Home page: http://www.stanhawkins.net
Education, Employment, and Residencies
- Bachelor of Music (4 years), University of Natal, South Africa
- Postgraduate/MA (2 years), State Academy of Music, Frankfurt, Germany
- Doctor of Philosophy in Music Composition (3 years), University of York, England
- Senior Lecturer, University of Salford, Manchester (1989-95)
- Director of Popular Music Research Unit, University of Salford (1992-95)
- Professor of Popular Music, University of Oslo (since 1995)
- Guest residency (2002), City University, London
- Guest residency (2012), Humboldt University, Germany
- Adjunct professor, University of Agder, Norway (since 2006)

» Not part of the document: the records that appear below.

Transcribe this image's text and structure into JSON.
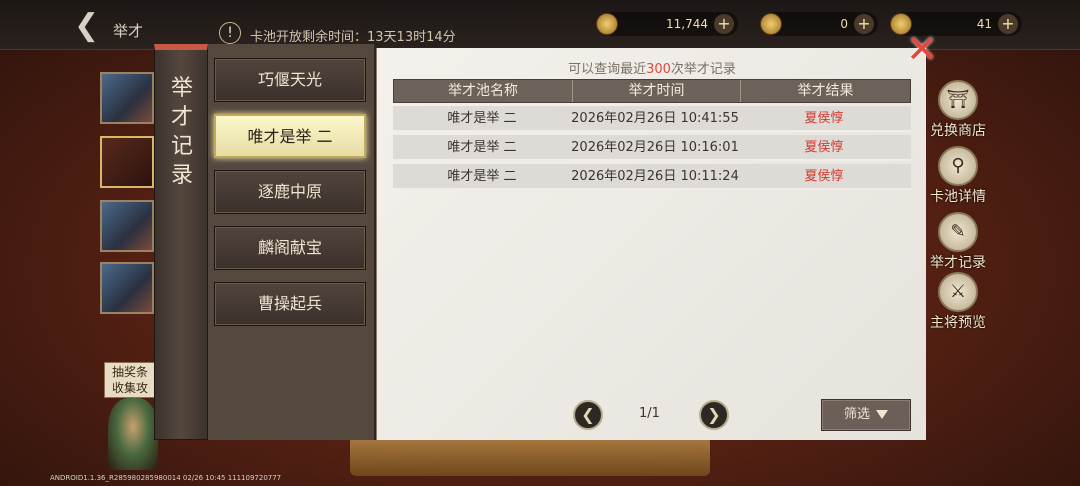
{
  "header": {
    "back_title": "举才",
    "notice_text": "卡池开放剩余时间：13天13时14分",
    "resources": [
      {
        "value": "11,744"
      },
      {
        "value": "0"
      },
      {
        "value": "41"
      }
    ]
  },
  "right_menu": [
    {
      "label": "兑换商店",
      "icon": "shop-icon"
    },
    {
      "label": "卡池详情",
      "icon": "magnifier-icon"
    },
    {
      "label": "举才记录",
      "icon": "brush-icon"
    },
    {
      "label": "主将预览",
      "icon": "hero-icon"
    }
  ],
  "guide_text_1": "抽奖条",
  "guide_text_2": "收集攻",
  "version": "ANDROID1.1.36_R285980285980014 02/26 10:45 111109720777",
  "dialog": {
    "title": "举才记录",
    "tabs": [
      "巧偃天光",
      "唯才是举 二",
      "逐鹿中原",
      "麟阁献宝",
      "曹操起兵"
    ],
    "active_tab_index": 1,
    "notice_prefix": "可以查询最近",
    "notice_count": "300",
    "notice_suffix": "次举才记录",
    "columns": [
      "举才池名称",
      "举才时间",
      "举才结果"
    ],
    "rows": [
      {
        "pool": "唯才是举 二",
        "time": "2026年02月26日 10:41:55",
        "result": "夏侯惇"
      },
      {
        "pool": "唯才是举 二",
        "time": "2026年02月26日 10:16:01",
        "result": "夏侯惇"
      },
      {
        "pool": "唯才是举 二",
        "time": "2026年02月26日 10:11:24",
        "result": "夏侯惇"
      }
    ],
    "page": "1/1",
    "filter_label": "筛选",
    "close_icon": "close-icon"
  }
}
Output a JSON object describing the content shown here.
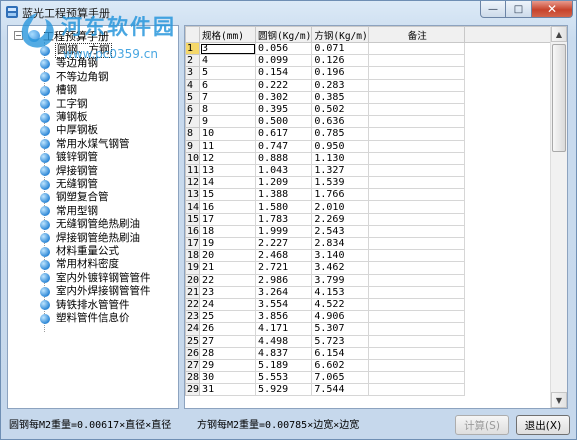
{
  "window": {
    "title": "蓝光工程预算手册",
    "minimize": "—",
    "maximize": "□",
    "close": "✕"
  },
  "watermark": {
    "title": "河东软件园",
    "url": "www.pc0359.cn"
  },
  "tree": {
    "root_label": "工程预算手册",
    "expander": "−",
    "items": [
      "圆钢、方钢",
      "等边角钢",
      "不等边角钢",
      "槽钢",
      "工字钢",
      "薄钢板",
      "中厚钢板",
      "常用水煤气钢管",
      "镀锌钢管",
      "焊接钢管",
      "无缝钢管",
      "钢塑复合管",
      "常用型钢",
      "无缝钢管绝热刷油",
      "焊接钢管绝热刷油",
      "材料重量公式",
      "常用材料密度",
      "室内外镀锌钢管管件",
      "室内外焊接钢管管件",
      "铸铁排水管管件",
      "塑料管件信息价"
    ],
    "selected_index": 0
  },
  "grid": {
    "columns": {
      "spec": "规格(mm)",
      "round": "圆钢(Kg/m)",
      "square": "方钢(Kg/m)",
      "memo": "备注"
    },
    "rows": [
      {
        "n": "1",
        "spec": "3",
        "round": "0.056",
        "square": "0.071"
      },
      {
        "n": "2",
        "spec": "4",
        "round": "0.099",
        "square": "0.126"
      },
      {
        "n": "3",
        "spec": "5",
        "round": "0.154",
        "square": "0.196"
      },
      {
        "n": "4",
        "spec": "6",
        "round": "0.222",
        "square": "0.283"
      },
      {
        "n": "5",
        "spec": "7",
        "round": "0.302",
        "square": "0.385"
      },
      {
        "n": "6",
        "spec": "8",
        "round": "0.395",
        "square": "0.502"
      },
      {
        "n": "7",
        "spec": "9",
        "round": "0.500",
        "square": "0.636"
      },
      {
        "n": "8",
        "spec": "10",
        "round": "0.617",
        "square": "0.785"
      },
      {
        "n": "9",
        "spec": "11",
        "round": "0.747",
        "square": "0.950"
      },
      {
        "n": "10",
        "spec": "12",
        "round": "0.888",
        "square": "1.130"
      },
      {
        "n": "11",
        "spec": "13",
        "round": "1.043",
        "square": "1.327"
      },
      {
        "n": "12",
        "spec": "14",
        "round": "1.209",
        "square": "1.539"
      },
      {
        "n": "13",
        "spec": "15",
        "round": "1.388",
        "square": "1.766"
      },
      {
        "n": "14",
        "spec": "16",
        "round": "1.580",
        "square": "2.010"
      },
      {
        "n": "15",
        "spec": "17",
        "round": "1.783",
        "square": "2.269"
      },
      {
        "n": "16",
        "spec": "18",
        "round": "1.999",
        "square": "2.543"
      },
      {
        "n": "17",
        "spec": "19",
        "round": "2.227",
        "square": "2.834"
      },
      {
        "n": "18",
        "spec": "20",
        "round": "2.468",
        "square": "3.140"
      },
      {
        "n": "19",
        "spec": "21",
        "round": "2.721",
        "square": "3.462"
      },
      {
        "n": "20",
        "spec": "22",
        "round": "2.986",
        "square": "3.799"
      },
      {
        "n": "21",
        "spec": "23",
        "round": "3.264",
        "square": "4.153"
      },
      {
        "n": "22",
        "spec": "24",
        "round": "3.554",
        "square": "4.522"
      },
      {
        "n": "23",
        "spec": "25",
        "round": "3.856",
        "square": "4.906"
      },
      {
        "n": "24",
        "spec": "26",
        "round": "4.171",
        "square": "5.307"
      },
      {
        "n": "25",
        "spec": "27",
        "round": "4.498",
        "square": "5.723"
      },
      {
        "n": "26",
        "spec": "28",
        "round": "4.837",
        "square": "6.154"
      },
      {
        "n": "27",
        "spec": "29",
        "round": "5.189",
        "square": "6.602"
      },
      {
        "n": "28",
        "spec": "30",
        "round": "5.553",
        "square": "7.065"
      },
      {
        "n": "29",
        "spec": "31",
        "round": "5.929",
        "square": "7.544"
      }
    ],
    "active_row": 0
  },
  "footer": {
    "round_formula": "圆钢每M2重量=0.00617×直径×直径",
    "square_formula": "方钢每M2重量=0.00785×边宽×边宽",
    "calc_button": "计算(S)",
    "exit_button": "退出(X)"
  },
  "colors": {
    "frame": "#c9dbee",
    "header": "#f0f0f0",
    "active_rownum": "#f5d86a",
    "tree_icon": "#2a85d5",
    "close_button": "#c7432c"
  }
}
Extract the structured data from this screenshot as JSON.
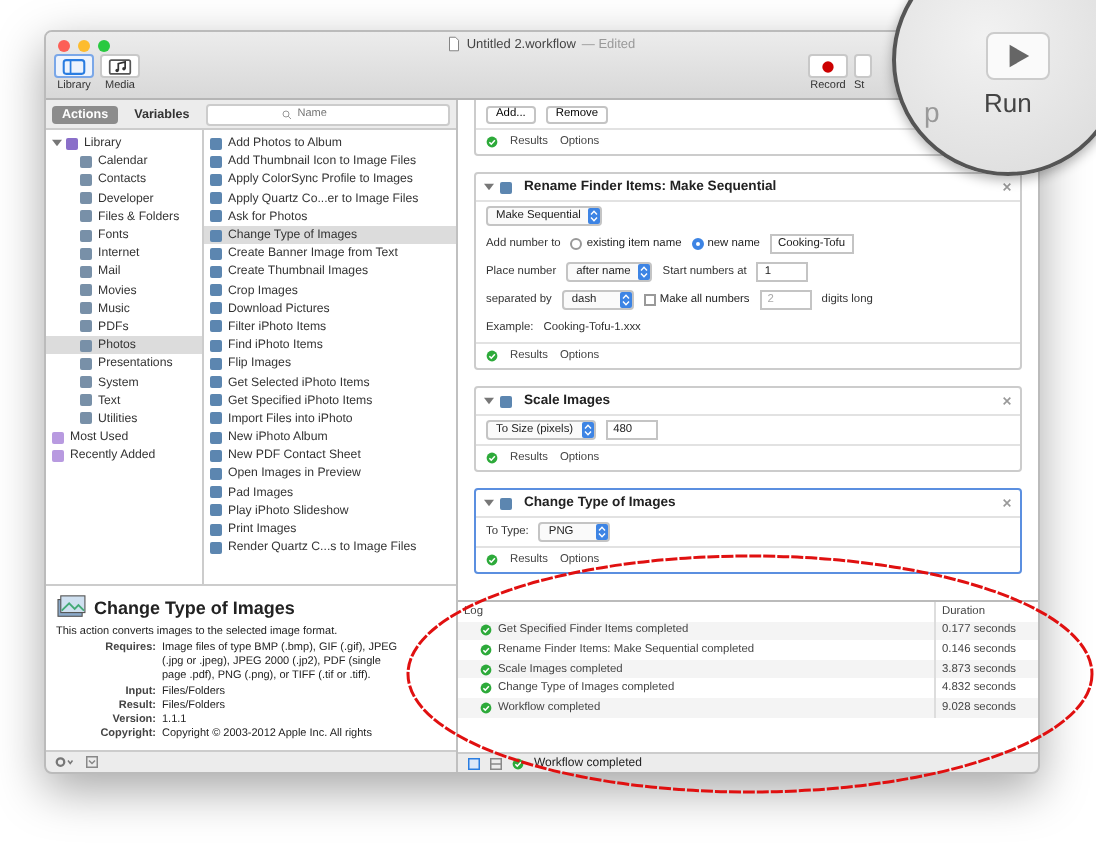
{
  "window": {
    "title": "Untitled 2.workflow",
    "status": "— Edited"
  },
  "toolbar": {
    "left": [
      {
        "label": "Library",
        "kind": "library",
        "selected": true
      },
      {
        "label": "Media",
        "kind": "media",
        "selected": false
      }
    ],
    "record": "Record",
    "stop_partial": "St",
    "magnifier": {
      "partial_label": "p",
      "run": "Run"
    }
  },
  "library": {
    "tabs": [
      {
        "label": "Actions",
        "selected": true
      },
      {
        "label": "Variables",
        "selected": false
      }
    ],
    "search": {
      "placeholder": "Name"
    },
    "categories": [
      {
        "label": "Library",
        "expanded": true,
        "selected": false,
        "children": [
          {
            "label": "Calendar",
            "selected": false
          },
          {
            "label": "Contacts",
            "selected": false
          },
          {
            "label": "Developer",
            "selected": false
          },
          {
            "label": "Files & Folders",
            "selected": false
          },
          {
            "label": "Fonts",
            "selected": false
          },
          {
            "label": "Internet",
            "selected": false
          },
          {
            "label": "Mail",
            "selected": false
          },
          {
            "label": "Movies",
            "selected": false
          },
          {
            "label": "Music",
            "selected": false
          },
          {
            "label": "PDFs",
            "selected": false
          },
          {
            "label": "Photos",
            "selected": true
          },
          {
            "label": "Presentations",
            "selected": false
          },
          {
            "label": "System",
            "selected": false
          },
          {
            "label": "Text",
            "selected": false
          },
          {
            "label": "Utilities",
            "selected": false
          }
        ]
      },
      {
        "label": "Most Used",
        "selected": false
      },
      {
        "label": "Recently Added",
        "selected": false
      }
    ],
    "actions": [
      {
        "label": "Add Photos to Album",
        "selected": false
      },
      {
        "label": "Add Thumbnail Icon to Image Files",
        "selected": false
      },
      {
        "label": "Apply ColorSync Profile to Images",
        "selected": false
      },
      {
        "label": "Apply Quartz Co...er to Image Files",
        "selected": false
      },
      {
        "label": "Ask for Photos",
        "selected": false
      },
      {
        "label": "Change Type of Images",
        "selected": true
      },
      {
        "label": "Create Banner Image from Text",
        "selected": false
      },
      {
        "label": "Create Thumbnail Images",
        "selected": false
      },
      {
        "label": "Crop Images",
        "selected": false
      },
      {
        "label": "Download Pictures",
        "selected": false
      },
      {
        "label": "Filter iPhoto Items",
        "selected": false
      },
      {
        "label": "Find iPhoto Items",
        "selected": false
      },
      {
        "label": "Flip Images",
        "selected": false
      },
      {
        "label": "Get Selected iPhoto Items",
        "selected": false
      },
      {
        "label": "Get Specified iPhoto Items",
        "selected": false
      },
      {
        "label": "Import Files into iPhoto",
        "selected": false
      },
      {
        "label": "New iPhoto Album",
        "selected": false
      },
      {
        "label": "New PDF Contact Sheet",
        "selected": false
      },
      {
        "label": "Open Images in Preview",
        "selected": false
      },
      {
        "label": "Pad Images",
        "selected": false
      },
      {
        "label": "Play iPhoto Slideshow",
        "selected": false
      },
      {
        "label": "Print Images",
        "selected": false
      },
      {
        "label": "Render Quartz C...s to Image Files",
        "selected": false
      }
    ],
    "description": {
      "title": "Change Type of Images",
      "summary": "This action converts images to the selected image format.",
      "fields": [
        {
          "label": "Requires:",
          "value": "Image files of type BMP (.bmp), GIF (.gif), JPEG (.jpg or .jpeg), JPEG 2000 (.jp2), PDF (single page .pdf), PNG (.png), or TIFF (.tif or .tiff)."
        },
        {
          "label": "Input:",
          "value": "Files/Folders"
        },
        {
          "label": "Result:",
          "value": "Files/Folders"
        },
        {
          "label": "Version:",
          "value": "1.1.1"
        },
        {
          "label": "Copyright:",
          "value": "Copyright © 2003-2012 Apple Inc.  All rights"
        }
      ]
    }
  },
  "workflow": {
    "partial_block": {
      "buttons": [
        "Add...",
        "Remove"
      ],
      "footer": [
        "Results",
        "Options"
      ]
    },
    "blocks": [
      {
        "title": "Rename Finder Items: Make Sequential",
        "selected": false,
        "rows": [
          [
            {
              "kind": "dropdown",
              "text": "Make Sequential"
            }
          ],
          [
            {
              "kind": "label",
              "text": "Add number to"
            },
            {
              "kind": "radio",
              "text": "existing item name",
              "selected": false
            },
            {
              "kind": "radio",
              "text": "new name",
              "selected": true
            },
            {
              "kind": "field",
              "text": "Cooking-Tofu"
            }
          ],
          [
            {
              "kind": "label",
              "text": "Place number"
            },
            {
              "kind": "dropdown",
              "text": "after name"
            },
            {
              "kind": "label",
              "text": "Start numbers at"
            },
            {
              "kind": "field",
              "text": "1"
            }
          ],
          [
            {
              "kind": "label",
              "text": "separated by"
            },
            {
              "kind": "dropdown",
              "text": "dash"
            },
            {
              "kind": "checkbox",
              "text": "Make all numbers",
              "checked": false
            },
            {
              "kind": "field",
              "text": "2",
              "disabled": true
            },
            {
              "kind": "label",
              "text": "digits long"
            }
          ],
          [
            {
              "kind": "label",
              "text": "Example:"
            },
            {
              "kind": "text",
              "text": "Cooking-Tofu-1.xxx"
            }
          ]
        ],
        "footer": [
          "Results",
          "Options"
        ]
      },
      {
        "title": "Scale Images",
        "selected": false,
        "rows": [
          [
            {
              "kind": "dropdown",
              "text": "To Size (pixels)"
            },
            {
              "kind": "field",
              "text": "480"
            }
          ]
        ],
        "footer": [
          "Results",
          "Options"
        ]
      },
      {
        "title": "Change Type of Images",
        "selected": true,
        "rows": [
          [
            {
              "kind": "label",
              "text": "To Type:"
            },
            {
              "kind": "dropdown",
              "text": "PNG"
            }
          ]
        ],
        "footer": [
          "Results",
          "Options"
        ]
      }
    ]
  },
  "log": {
    "columns": [
      "Log",
      "Duration"
    ],
    "rows": [
      {
        "text": "Get Specified Finder Items completed",
        "duration": "0.177 seconds"
      },
      {
        "text": "Rename Finder Items: Make Sequential completed",
        "duration": "0.146 seconds"
      },
      {
        "text": "Scale Images completed",
        "duration": "3.873 seconds"
      },
      {
        "text": "Change Type of Images completed",
        "duration": "4.832 seconds"
      },
      {
        "text": "Workflow completed",
        "duration": "9.028 seconds"
      }
    ]
  },
  "status_bar": "Workflow completed"
}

Areas of teaching and supervision
- Popular Musicology
- Music Analysis and Recording Aesthetics
- Cultural Studies and Music Sociology
- LGBTQ and Queer Studies
- Music Analysis
- Audiovisual Interpretation
- Film and TV Theory
Current academic activities
'Gaahl – Monster or Postmodern Prometheus? Masculinity, Class, and Norwegian Black Metal' (co-author Nina Nielsen), The Bloomsbury Handbook of Popular Music and Class, ed. I. Peddie (forthcoming 2019).
'Azealia Banks: 'Chasing Time, Erotics, and Body Politics' (co-author Kai Arne Hansen), Popular Music, 37/2, 2018.
Guest editor for 'David Bowie in Retrospect', Contemporary Music Review. Volume 37/3 2018
Contributor to The Pop Palimpsest: Intertextuality in Recorded Popular Music, eds. Lori Burns and Serge Lacasse, University of Michigan Press, 2018.
"'Man of the Woods': Lumbersexuality, Nature, and Larking Around" (co-author Tore Størvold), The Bloomsbury Handbook to Popular Music Video Analysis. Publication year: 2019.
Co-guest editor (with Anne Danielsen) for 'Prince', Popular Music & Society. Publication year: 2019.
Co-editor (with Lori Burns), The Bloomsbury Handbook to Popular Music Video Analysis. Publication year: 2019.
Commissioned chapter (with Mikkel Ålvik) for The Routledge Companion to Popular Music Analysis: Expanding Approaches, eds. Scotto, Smith & Brackett. Publication year: 2019.
Commissioned chapter for 'Rock Music and Queer Identities' - chapter commission for Global Encyclopedia of Gay, Lesbian, Bisexual, Transgender, and Queer History. Publication year: 2018.
Commissioned chapter for 'Rock Personas' (Chapter 10) - chapter commission for The Bloomsbury Handbook of Rock Music Research, ed. Allan F. Moore. Publication year: 2019.
Co-editor (with Tore Størvold), The Bloomsbury Handbook to Popular Music Video Analysis. Publication year: 2019.